People afflicted with ARFID may need to depend on numerous food supplements to receive the nutrients that they would otherwise not get due to the limitations brought on by this eating disorder. In extreme cases, tube feeding may be required for the person to get the needed nutrients.
Is Body Dysmorphic Disorder the Same as Eating Disorder?
The closest relationship seen between body dysmorphic disorder and eating disorders is that both conditions will have a severe impact on how a person eats. The main focus of someone with BDD could be is having a body that in their eyes is ideal or perfect, although, to someone with BDD, this is an impossibility as their condition prevents them from ever being satisfied with themselves. In the case of eating disorders, the problem comes from the fact that all types will lead to an unhealthy relationship with food, as people with eating disorders could end up either severely malnourished or grossly overweight.
Both conditions are manifestations of mental health issues associated with perception and food. As such, various therapy services are available to help address conditions associated with disordered eating. There is a need to first address what goes on in the mind of the person before the actual symptoms could be treated.
Receive the Best Treatment for Body Dysmorphia and Eating Disorders
So many people suffer needlessly from untreated mental health conditions that manifest in eating-related issues.

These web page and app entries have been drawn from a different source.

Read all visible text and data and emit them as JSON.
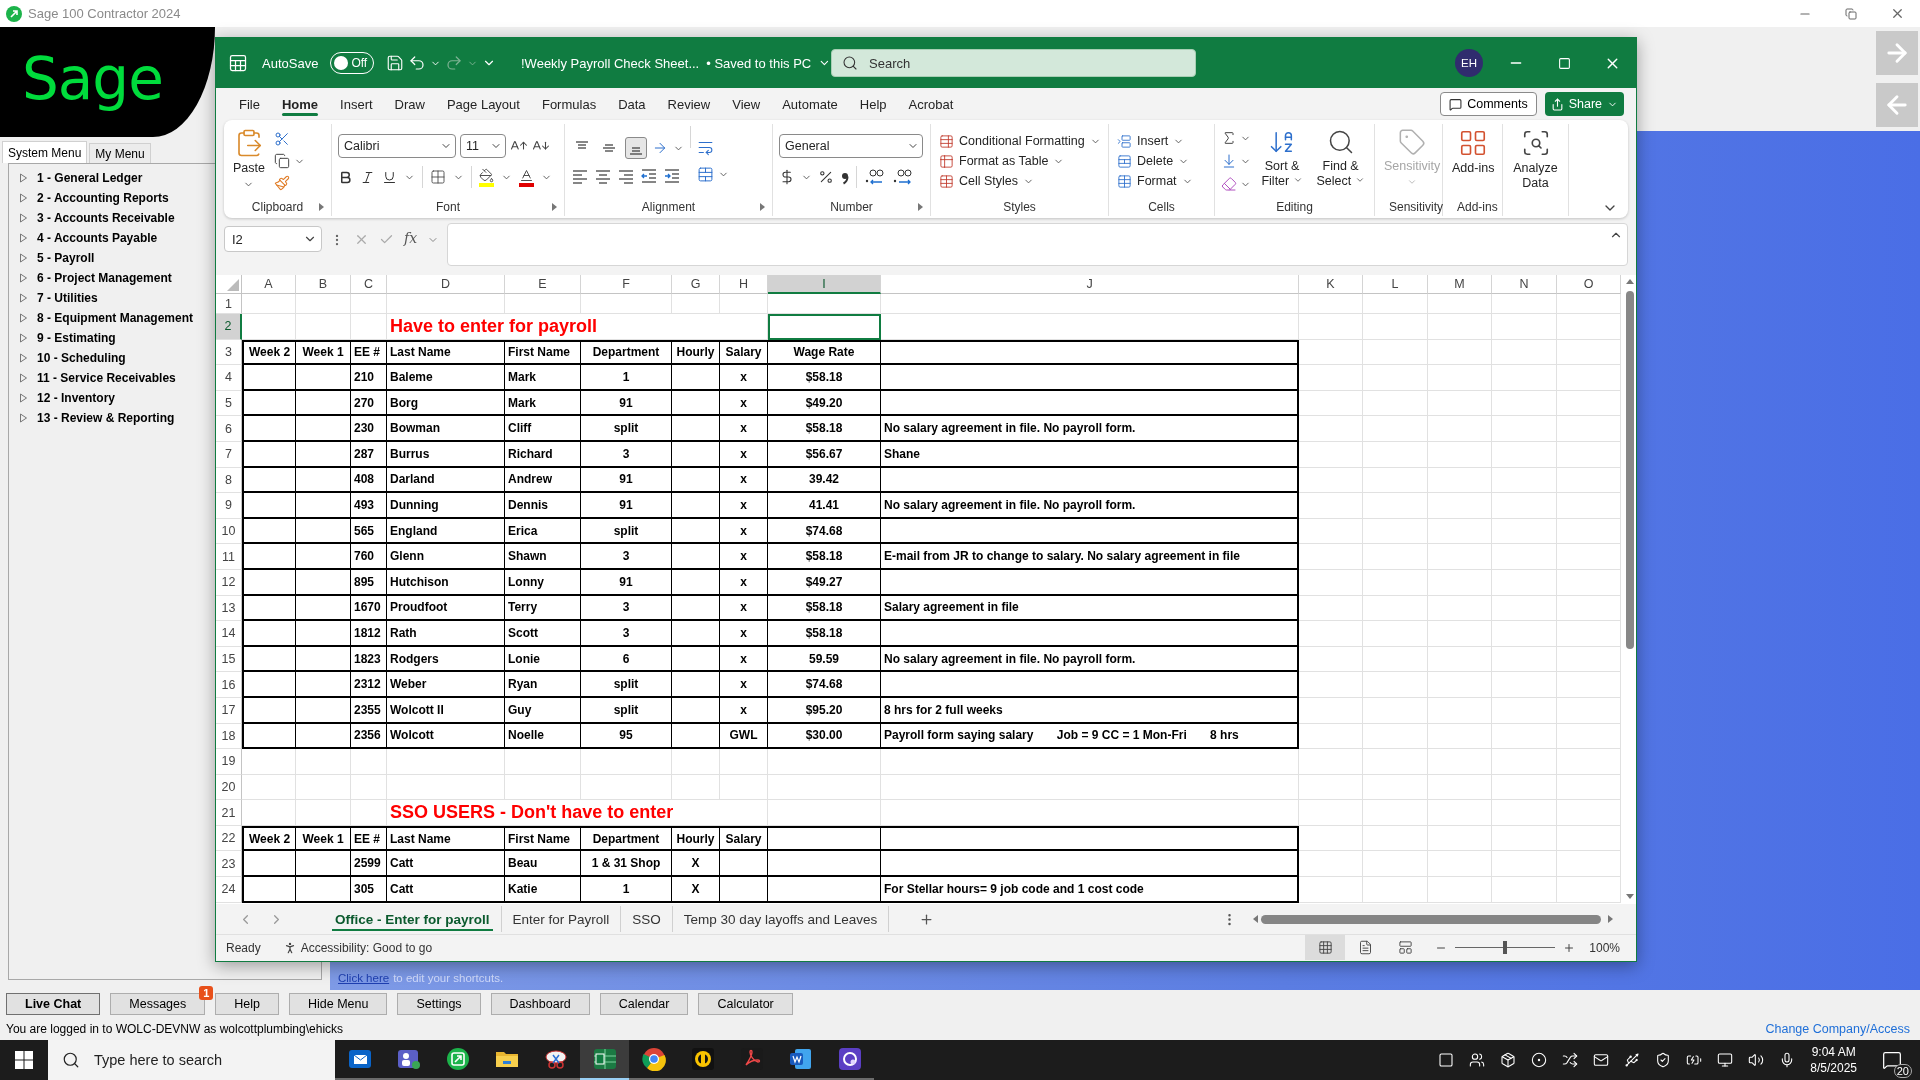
{
  "sage": {
    "title": "Sage 100 Contractor 2024",
    "logo": "Sage",
    "menu_tabs": [
      {
        "label": "System Menu",
        "selected": true
      },
      {
        "label": "My Menu",
        "selected": false
      }
    ],
    "menu_items": [
      {
        "label": "1 - General Ledger",
        "expanded": false
      },
      {
        "label": "2 - Accounting Reports",
        "expanded": false
      },
      {
        "label": "3 - Accounts Receivable",
        "expanded": false
      },
      {
        "label": "4 - Accounts Payable",
        "expanded": false
      },
      {
        "label": "5 - Payroll",
        "expanded": false
      },
      {
        "label": "6 - Project Management",
        "expanded": false
      },
      {
        "label": "7 - Utilities",
        "expanded": false
      },
      {
        "label": "8 - Equipment Management",
        "expanded": false
      },
      {
        "label": "9 - Estimating",
        "expanded": false
      },
      {
        "label": "10 - Scheduling",
        "expanded": false
      },
      {
        "label": "11 - Service Receivables",
        "expanded": false
      },
      {
        "label": "12 - Inventory",
        "expanded": false
      },
      {
        "label": "13 - Review & Reporting",
        "expanded": false
      }
    ],
    "shortcuts_hint": {
      "link": "Click here",
      "text": "to edit your shortcuts."
    },
    "buttons": [
      {
        "label": "Live Chat",
        "default": true
      },
      {
        "label": "Messages",
        "default": false,
        "badge": "1"
      },
      {
        "label": "Help",
        "default": false
      },
      {
        "label": "Hide Menu",
        "default": false
      },
      {
        "label": "Settings",
        "default": false
      },
      {
        "label": "Dashboard",
        "default": false
      },
      {
        "label": "Calendar",
        "default": false
      },
      {
        "label": "Calculator",
        "default": false
      }
    ],
    "login_status": "You are logged in to WOLC-DEVNW as wolcottplumbing\\ehicks",
    "change_company": "Change Company/Access"
  },
  "excel": {
    "autosave": {
      "label": "AutoSave",
      "on": false,
      "state": "Off"
    },
    "quick_access": [
      {
        "kind": "save",
        "disabled": false
      },
      {
        "kind": "undo",
        "disabled": false
      },
      {
        "kind": "redo",
        "disabled": true
      },
      {
        "kind": "customize",
        "disabled": false
      }
    ],
    "file_name": "!Weekly Payroll Check Sheet...",
    "save_status": "• Saved to this PC",
    "search": {
      "placeholder": "Search"
    },
    "avatar": "EH",
    "menu_tabs": [
      {
        "label": "File",
        "selected": false
      },
      {
        "label": "Home",
        "selected": true
      },
      {
        "label": "Insert",
        "selected": false
      },
      {
        "label": "Draw",
        "selected": false
      },
      {
        "label": "Page Layout",
        "selected": false
      },
      {
        "label": "Formulas",
        "selected": false
      },
      {
        "label": "Data",
        "selected": false
      },
      {
        "label": "Review",
        "selected": false
      },
      {
        "label": "View",
        "selected": false
      },
      {
        "label": "Automate",
        "selected": false
      },
      {
        "label": "Help",
        "selected": false
      },
      {
        "label": "Acrobat",
        "selected": false
      }
    ],
    "comments": "Comments",
    "share": "Share",
    "ribbon": {
      "paste": "Paste",
      "font_name": "Calibri",
      "font_size": "11",
      "vertical_align": [
        {
          "kind": "top",
          "selected": false
        },
        {
          "kind": "middle",
          "selected": false
        },
        {
          "kind": "bottom",
          "selected": true
        }
      ],
      "number_format": "General",
      "styles": [
        "Conditional Formatting",
        "Format as Table",
        "Cell Styles"
      ],
      "cells": [
        "Insert",
        "Delete",
        "Format"
      ],
      "sort_filter": "Sort & Filter",
      "find_select": "Find & Select",
      "sensitivity": {
        "label": "Sensitivity",
        "disabled": true
      },
      "addins": "Add-ins",
      "analyze": "Analyze Data",
      "groups": [
        "Clipboard",
        "Font",
        "Alignment",
        "Number",
        "Styles",
        "Cells",
        "Editing",
        "Sensitivity",
        "Add-ins"
      ]
    },
    "name_box": "I2",
    "function_label": "fx",
    "columns": [
      {
        "label": "A",
        "selected": false
      },
      {
        "label": "B",
        "selected": false
      },
      {
        "label": "C",
        "selected": false
      },
      {
        "label": "D",
        "selected": false
      },
      {
        "label": "E",
        "selected": false
      },
      {
        "label": "F",
        "selected": false
      },
      {
        "label": "G",
        "selected": false
      },
      {
        "label": "H",
        "selected": false
      },
      {
        "label": "I",
        "selected": true
      },
      {
        "label": "J",
        "selected": false
      },
      {
        "label": "K",
        "selected": false
      },
      {
        "label": "L",
        "selected": false
      },
      {
        "label": "M",
        "selected": false
      },
      {
        "label": "N",
        "selected": false
      },
      {
        "label": "O",
        "selected": false
      }
    ],
    "rows": [
      {
        "number": "1",
        "kind": "blank",
        "selected": false,
        "cells": {}
      },
      {
        "number": "2",
        "kind": "title",
        "selected": true,
        "cells": {
          "d": "Have to enter for payroll"
        }
      },
      {
        "number": "3",
        "kind": "header",
        "selected": false,
        "cells": {
          "a": "Week 2",
          "b": "Week 1",
          "c": "EE #",
          "d": "Last Name",
          "e": "First Name",
          "f": "Department",
          "g": "Hourly",
          "h": "Salary",
          "i": "Wage Rate"
        }
      },
      {
        "number": "4",
        "kind": "data",
        "selected": false,
        "cells": {
          "c": "210",
          "d": "Baleme",
          "e": "Mark",
          "f": "1",
          "h": "x",
          "i": "$58.18"
        }
      },
      {
        "number": "5",
        "kind": "data",
        "selected": false,
        "cells": {
          "c": "270",
          "d": "Borg",
          "e": "Mark",
          "f": "91",
          "h": "x",
          "i": "$49.20"
        }
      },
      {
        "number": "6",
        "kind": "data",
        "selected": false,
        "cells": {
          "c": "230",
          "d": "Bowman",
          "e": "Cliff",
          "f": "split",
          "h": "x",
          "i": "$58.18",
          "j": "No salary agreement in file. No payroll form."
        }
      },
      {
        "number": "7",
        "kind": "data",
        "selected": false,
        "cells": {
          "c": "287",
          "d": "Burrus",
          "e": "Richard",
          "f": "3",
          "h": "x",
          "i": "$56.67",
          "j": "Shane"
        }
      },
      {
        "number": "8",
        "kind": "data",
        "selected": false,
        "cells": {
          "c": "408",
          "d": "Darland",
          "e": "Andrew",
          "f": "91",
          "h": "x",
          "i": "39.42"
        }
      },
      {
        "number": "9",
        "kind": "data",
        "selected": false,
        "cells": {
          "c": "493",
          "d": "Dunning",
          "e": "Dennis",
          "f": "91",
          "h": "x",
          "i": "41.41",
          "j": "No salary agreement in file. No payroll form."
        }
      },
      {
        "number": "10",
        "kind": "data",
        "selected": false,
        "cells": {
          "c": "565",
          "d": "England",
          "e": "Erica",
          "f": "split",
          "h": "x",
          "i": "$74.68"
        }
      },
      {
        "number": "11",
        "kind": "data",
        "selected": false,
        "cells": {
          "c": "760",
          "d": "Glenn",
          "e": "Shawn",
          "f": "3",
          "h": "x",
          "i": "$58.18",
          "j": "E-mail from JR to change to salary. No salary agreement in file"
        }
      },
      {
        "number": "12",
        "kind": "data",
        "selected": false,
        "cells": {
          "c": "895",
          "d": "Hutchison",
          "e": "Lonny",
          "f": "91",
          "h": "x",
          "i": "$49.27"
        }
      },
      {
        "number": "13",
        "kind": "data",
        "selected": false,
        "cells": {
          "c": "1670",
          "d": "Proudfoot",
          "e": "Terry",
          "f": "3",
          "h": "x",
          "i": "$58.18",
          "j": "Salary agreement in file"
        }
      },
      {
        "number": "14",
        "kind": "data",
        "selected": false,
        "cells": {
          "c": "1812",
          "d": "Rath",
          "e": "Scott",
          "f": "3",
          "h": "x",
          "i": "$58.18"
        }
      },
      {
        "number": "15",
        "kind": "data",
        "selected": false,
        "cells": {
          "c": "1823",
          "d": "Rodgers",
          "e": "Lonie",
          "f": "6",
          "h": "x",
          "i": "59.59",
          "j": "No salary agreement in file. No payroll form."
        }
      },
      {
        "number": "16",
        "kind": "data",
        "selected": false,
        "cells": {
          "c": "2312",
          "d": "Weber",
          "e": "Ryan",
          "f": "split",
          "h": "x",
          "i": "$74.68"
        }
      },
      {
        "number": "17",
        "kind": "data",
        "selected": false,
        "cells": {
          "c": "2355",
          "d": "Wolcott II",
          "e": "Guy",
          "f": "split",
          "h": "x",
          "i": "$95.20",
          "j": "8 hrs for 2 full weeks"
        }
      },
      {
        "number": "18",
        "kind": "data",
        "selected": false,
        "cells": {
          "c": "2356",
          "d": "Wolcott",
          "e": "Noelle",
          "f": "95",
          "h": "GWL",
          "i": "$30.00",
          "j": "Payroll form saying salary       Job = 9 CC = 1 Mon-Fri       8 hrs"
        }
      },
      {
        "number": "19",
        "kind": "blank",
        "selected": false,
        "cells": {}
      },
      {
        "number": "20",
        "kind": "blank",
        "selected": false,
        "cells": {}
      },
      {
        "number": "21",
        "kind": "title",
        "selected": false,
        "cells": {
          "d": "SSO USERS - Don't have to enter"
        }
      },
      {
        "number": "22",
        "kind": "header",
        "selected": false,
        "cells": {
          "a": "Week 2",
          "b": "Week 1",
          "c": "EE #",
          "d": "Last Name",
          "e": "First Name",
          "f": "Department",
          "g": "Hourly",
          "h": "Salary"
        }
      },
      {
        "number": "23",
        "kind": "data",
        "selected": false,
        "cells": {
          "c": "2599",
          "d": "Catt",
          "e": "Beau",
          "f": "1 & 31 Shop",
          "g": "X"
        }
      },
      {
        "number": "24",
        "kind": "data",
        "selected": false,
        "cells": {
          "c": "305",
          "d": "Catt",
          "e": "Katie",
          "f": "1",
          "g": "X",
          "j": "For Stellar hours= 9 job code and 1 cost code"
        }
      }
    ],
    "sheet_tabs": [
      {
        "label": "Office - Enter for payroll",
        "selected": true
      },
      {
        "label": "Enter for Payroll",
        "selected": false
      },
      {
        "label": "SSO",
        "selected": false
      },
      {
        "label": "Temp 30 day layoffs and Leaves",
        "selected": false
      }
    ],
    "status": "Ready",
    "accessibility": "Accessibility: Good to go",
    "view_modes": [
      {
        "kind": "normal",
        "selected": true
      },
      {
        "kind": "page_layout",
        "selected": false
      },
      {
        "kind": "page_break",
        "selected": false
      }
    ],
    "zoom": {
      "level": 0.5,
      "label": "100%"
    }
  },
  "taskbar": {
    "search": {
      "placeholder": "Type here to search"
    },
    "apps": [
      {
        "active": false
      },
      {
        "active": false
      },
      {
        "active": false
      },
      {
        "active": false
      },
      {
        "active": false
      },
      {
        "active": true
      },
      {
        "active": false
      },
      {
        "active": false
      },
      {
        "active": false
      },
      {
        "active": false
      },
      {
        "active": false
      }
    ],
    "time": "9:04 AM",
    "date": "8/5/2025",
    "notifications": "20"
  }
}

People who do not suffer from it might not understand the gravity of the situation, but anything that affects a person’s ability to eat properly is a silent killer.
Our team of specialists at 449 Recovery goes the extra mile to assess and find the best approach to help people in dealing with issues relating to disordered eating. Contact us today to learn more about how we can help you or a loved one.